Work required
Lines that include the string "Time" are the ones to copy from the entries below.
● ● ● ● ●
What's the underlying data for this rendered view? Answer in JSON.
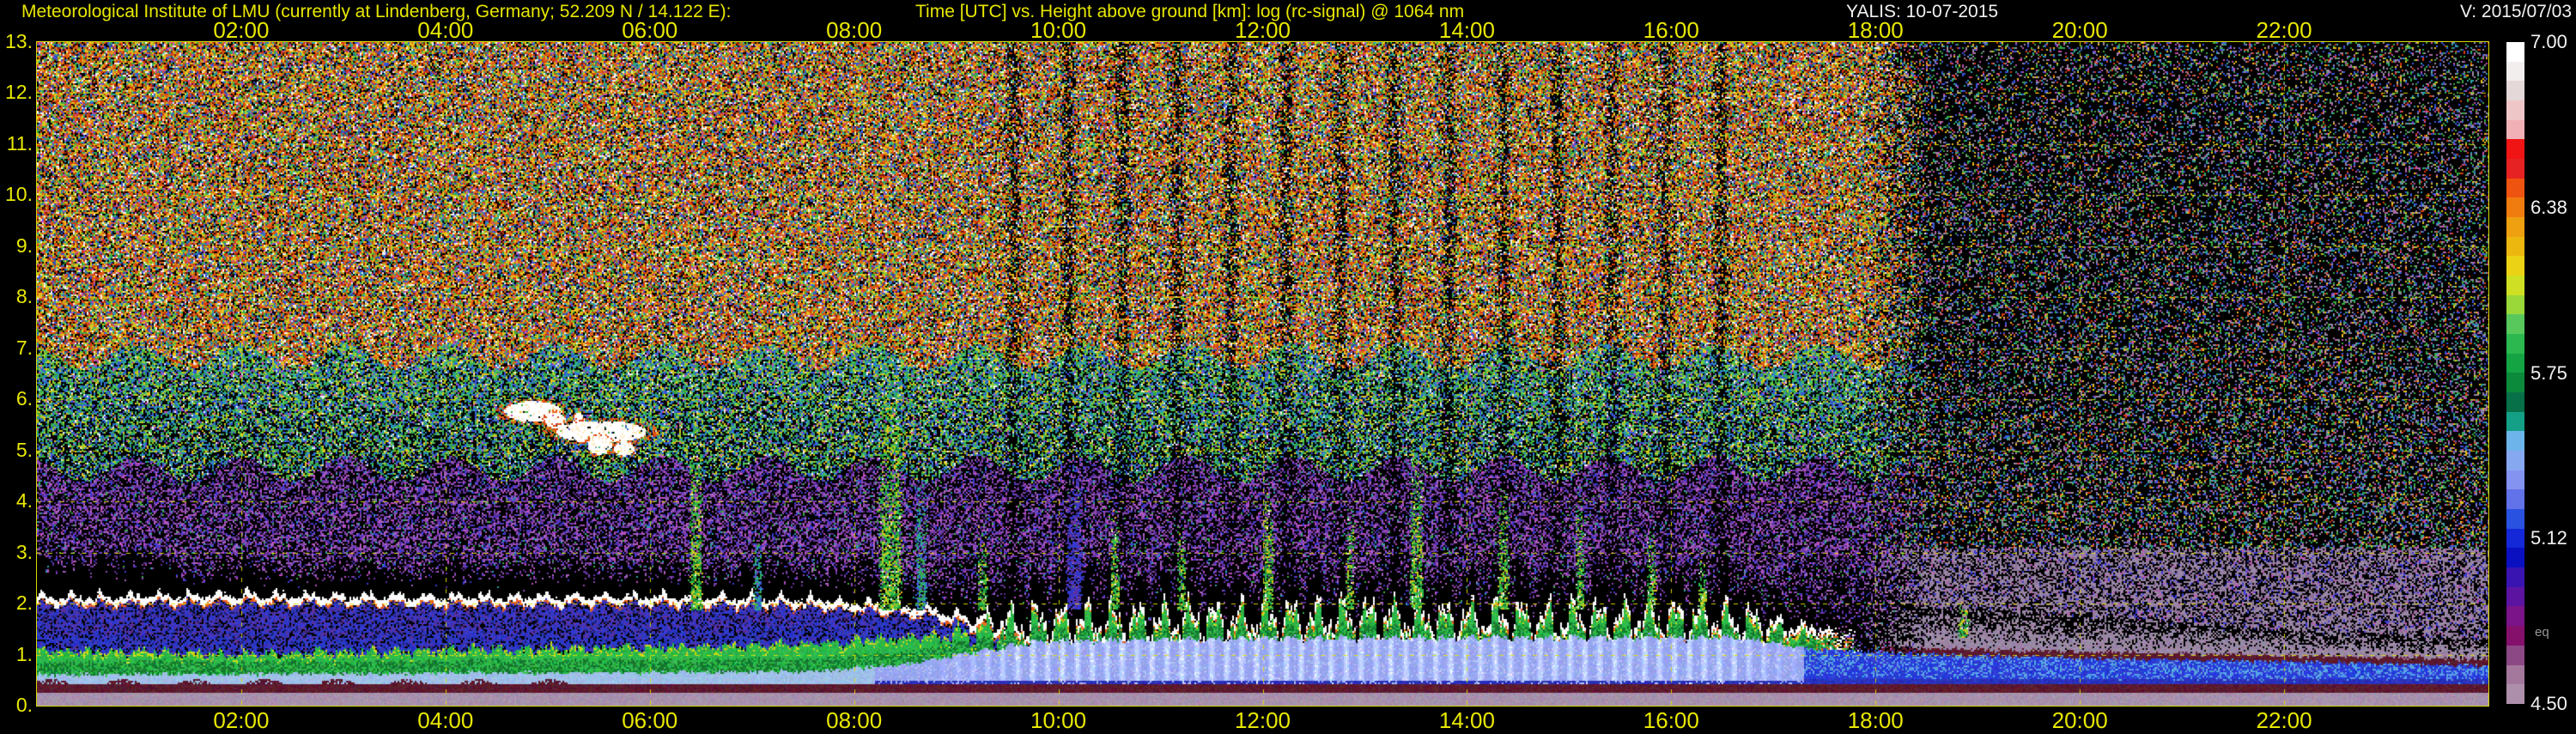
{
  "chart_data": {
    "type": "heatmap",
    "station_label": "Meteorological Institute of LMU (currently at Lindenberg, Germany; 52.209 N / 14.122 E):",
    "title": "Time [UTC] vs. Height above ground [km]: log (rc-signal) @ 1064 nm",
    "dataset_label": "YALIS: 10-07-2015",
    "version_label": "V: 2015/07/03",
    "x_axis": {
      "label": "Time [UTC]",
      "range_hours": [
        0,
        24
      ],
      "tick_hours": [
        2,
        4,
        6,
        8,
        10,
        12,
        14,
        16,
        18,
        20,
        22
      ],
      "tick_labels": [
        "02:00",
        "04:00",
        "06:00",
        "08:00",
        "10:00",
        "12:00",
        "14:00",
        "16:00",
        "18:00",
        "20:00",
        "22:00"
      ]
    },
    "y_axis": {
      "label": "Height above ground [km]",
      "range_km": [
        0,
        13
      ],
      "tick_km": [
        13,
        12,
        11,
        10,
        9,
        8,
        7,
        6,
        5,
        4,
        3,
        2,
        1,
        0
      ],
      "tick_labels": [
        "13.",
        "12.",
        "11.",
        "10.",
        "9.",
        "8.",
        "7.",
        "6.",
        "5.",
        "4.",
        "3.",
        "2.",
        "1.",
        "0."
      ]
    },
    "colorbar": {
      "quantity": "log (rc-signal) @ 1064 nm",
      "tick_labels": [
        "7.00",
        "6.38",
        "5.75",
        "5.12",
        "4.50"
      ],
      "tick_values": [
        7.0,
        6.375,
        5.75,
        5.125,
        4.5
      ],
      "range": [
        4.5,
        7.0
      ],
      "eq_label": "eq",
      "colors": [
        "#ffffff",
        "#f2eeee",
        "#e4d8d8",
        "#eec6c8",
        "#f0b0b6",
        "#f01414",
        "#e62222",
        "#ee5410",
        "#f07c10",
        "#eea010",
        "#ecb810",
        "#ecd214",
        "#cfe024",
        "#9ad83a",
        "#58c85c",
        "#2cb84e",
        "#14a444",
        "#0a8a3a",
        "#087048",
        "#14a086",
        "#6cb4ea",
        "#86a8f0",
        "#8492f0",
        "#6272e8",
        "#2a52e0",
        "#1428d8",
        "#0a10c0",
        "#3a14b0",
        "#5c14a0",
        "#7a1488",
        "#84106c",
        "#8c4884",
        "#a4789c",
        "#ae8fab"
      ]
    },
    "grid": {
      "color": "#e4e400",
      "dash": [
        5,
        8
      ],
      "h_lines_km": [
        1,
        2,
        3,
        4,
        5,
        6,
        7,
        8,
        9,
        10,
        11,
        12
      ],
      "v_lines_hours": [
        2,
        4,
        6,
        8,
        10,
        12,
        14,
        16,
        18,
        20,
        22
      ]
    },
    "render": {
      "seed": 20150710,
      "ph": [
        1.3,
        4.1,
        2.2,
        0.7,
        5.1,
        2.9,
        3.7,
        1.9,
        0.4
      ],
      "h_blue": [
        [
          0,
          0.62
        ],
        [
          5,
          0.66
        ],
        [
          7.5,
          0.68
        ],
        [
          8.4,
          0.8
        ],
        [
          9.8,
          1.28
        ],
        [
          12,
          1.33
        ],
        [
          16.6,
          1.35
        ],
        [
          17.4,
          1.12
        ],
        [
          18.5,
          1.02
        ],
        [
          20,
          0.95
        ],
        [
          22,
          0.88
        ],
        [
          24,
          0.8
        ]
      ],
      "h_green": [
        [
          0,
          1.1
        ],
        [
          2,
          1.02
        ],
        [
          4,
          1.1
        ],
        [
          6,
          1.16
        ],
        [
          7.5,
          1.22
        ],
        [
          8.6,
          1.35
        ],
        [
          9.8,
          1.52
        ],
        [
          13,
          1.6
        ],
        [
          16.4,
          1.58
        ],
        [
          17.2,
          1.42
        ],
        [
          17.8,
          1.3
        ]
      ],
      "h_line": [
        [
          0,
          2.02
        ],
        [
          2,
          2.06
        ],
        [
          4,
          2.02
        ],
        [
          6,
          2.04
        ],
        [
          7.5,
          1.98
        ],
        [
          8.7,
          1.8
        ],
        [
          9.7,
          1.62
        ]
      ],
      "h_mauve": [
        [
          17.9,
          1.98
        ],
        [
          19,
          1.9
        ],
        [
          20,
          1.78
        ],
        [
          21,
          1.62
        ],
        [
          22,
          1.5
        ],
        [
          23,
          1.38
        ],
        [
          24,
          1.3
        ]
      ],
      "colors": {
        "mauve_ground": "#a791ad",
        "maroon": "#5c1a2e",
        "blue_morning": "#9fc0e8",
        "blue_midday": "#97a5ef",
        "blue_midday_light": "#b6c0f4",
        "blue_low_dark": "#2a2fb8",
        "blue_evening": "#2a3cd8",
        "cyan_patch": "#5aa0e4",
        "green_bright": "#2db84a",
        "green_dark": "#157a30",
        "yellow_fringe": "#c8d820",
        "orange_fringe": "#e8641a",
        "white": "#ffffff",
        "gap_blue": "#2a36c4",
        "mauve_haze": "#9a87a5"
      },
      "palettes": {
        "A": [
          [
            "#e06a14",
            18
          ],
          [
            "#d43a0e",
            14
          ],
          [
            "#e8c01c",
            14
          ],
          [
            "#a8d028",
            8
          ],
          [
            "#38a844",
            10
          ],
          [
            "#2ba4a4",
            7
          ],
          [
            "#3a55d6",
            8
          ],
          [
            "#c04fb0",
            5
          ],
          [
            "#f0f0f0",
            8
          ],
          [
            "#7c1608",
            6
          ],
          [
            "#284a9c",
            4
          ]
        ],
        "B": [
          [
            "#38a844",
            16
          ],
          [
            "#2ba4a4",
            10
          ],
          [
            "#3a55d6",
            12
          ],
          [
            "#a8d028",
            8
          ],
          [
            "#e8c01c",
            6
          ],
          [
            "#2a7ac8",
            8
          ],
          [
            "#58cc58",
            6
          ],
          [
            "#f0f0f0",
            3
          ],
          [
            "#c04fb0",
            3
          ]
        ],
        "C": [
          [
            "#8a48b0",
            14
          ],
          [
            "#6a34a8",
            12
          ],
          [
            "#a864c0",
            8
          ],
          [
            "#3a3ad4",
            8
          ],
          [
            "#c04fc0",
            6
          ],
          [
            "#582a90",
            8
          ],
          [
            "#38a844",
            2
          ],
          [
            "#2ba4a4",
            2
          ]
        ],
        "D": [
          [
            "#9a87a5",
            10
          ],
          [
            "#38a844",
            8
          ],
          [
            "#3a55d6",
            8
          ],
          [
            "#c04fb0",
            4
          ],
          [
            "#e8c01c",
            4
          ],
          [
            "#d43a0e",
            4
          ],
          [
            "#2ba4a4",
            4
          ]
        ],
        "E": [
          [
            "#9a87a5",
            20
          ],
          [
            "#8a6f98",
            10
          ],
          [
            "#3a3ad4",
            4
          ],
          [
            "#c04fb0",
            2
          ]
        ],
        "GAP": [
          [
            "#2a36c4",
            10
          ],
          [
            "#5c2f9a",
            7
          ],
          [
            "#3a3ad4",
            5
          ],
          [
            "#1a1a60",
            4
          ]
        ],
        "G": [
          [
            "#2db84a",
            10
          ],
          [
            "#a8d028",
            6
          ],
          [
            "#157a30",
            5
          ],
          [
            "#e8c01c",
            3
          ],
          [
            "#f0f0f0",
            1
          ]
        ],
        "T": [
          [
            "#2ba4a4",
            8
          ],
          [
            "#38a844",
            6
          ],
          [
            "#3a55d6",
            6
          ]
        ],
        "P": [
          [
            "#3a3ad4",
            8
          ],
          [
            "#5c2f9a",
            6
          ],
          [
            "#2a36c4",
            5
          ]
        ]
      },
      "clouds": [
        {
          "t": 4.85,
          "km": 5.78,
          "w": 0.28,
          "h": 0.2
        },
        {
          "t": 5.07,
          "km": 5.6,
          "w": 0.1,
          "h": 0.16
        },
        {
          "t": 5.3,
          "km": 5.5,
          "w": 0.06,
          "h": 0.26
        },
        {
          "t": 5.52,
          "km": 5.38,
          "w": 0.44,
          "h": 0.22
        },
        {
          "t": 5.5,
          "km": 5.12,
          "w": 0.12,
          "h": 0.18
        },
        {
          "t": 5.74,
          "km": 5.05,
          "w": 0.1,
          "h": 0.14
        }
      ],
      "streaks": [
        {
          "t": 6.45,
          "w": 0.14,
          "top": 5.6,
          "pal": "G"
        },
        {
          "t": 7.05,
          "w": 0.1,
          "top": 3.5,
          "pal": "T"
        },
        {
          "t": 8.35,
          "w": 0.25,
          "top": 6.9,
          "pal": "G"
        },
        {
          "t": 8.65,
          "w": 0.12,
          "top": 4.5,
          "pal": "T"
        },
        {
          "t": 9.25,
          "w": 0.1,
          "top": 3.6,
          "pal": "G"
        },
        {
          "t": 10.15,
          "w": 0.18,
          "top": 4.8,
          "pal": "P"
        },
        {
          "t": 10.55,
          "w": 0.1,
          "top": 3.9,
          "pal": "G"
        },
        {
          "t": 11.2,
          "w": 0.1,
          "top": 3.5,
          "pal": "G"
        },
        {
          "t": 12.05,
          "w": 0.12,
          "top": 4.3,
          "pal": "G"
        },
        {
          "t": 12.85,
          "w": 0.1,
          "top": 3.8,
          "pal": "G"
        },
        {
          "t": 13.5,
          "w": 0.14,
          "top": 5.0,
          "pal": "G"
        },
        {
          "t": 14.35,
          "w": 0.12,
          "top": 4.3,
          "pal": "G"
        },
        {
          "t": 15.1,
          "w": 0.1,
          "top": 3.9,
          "pal": "G"
        },
        {
          "t": 15.8,
          "w": 0.1,
          "top": 3.4,
          "pal": "G"
        },
        {
          "t": 16.3,
          "w": 0.09,
          "top": 3.0,
          "pal": "G"
        },
        {
          "t": 18.85,
          "w": 0.12,
          "top": 2.1,
          "base": 1.35,
          "pal": "G"
        }
      ]
    }
  }
}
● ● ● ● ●
Solution
    "title": "Time [UTC] vs. Height above ground [km]: log (rc-signal) @ 1064 nm",
      "label": "Time [UTC]",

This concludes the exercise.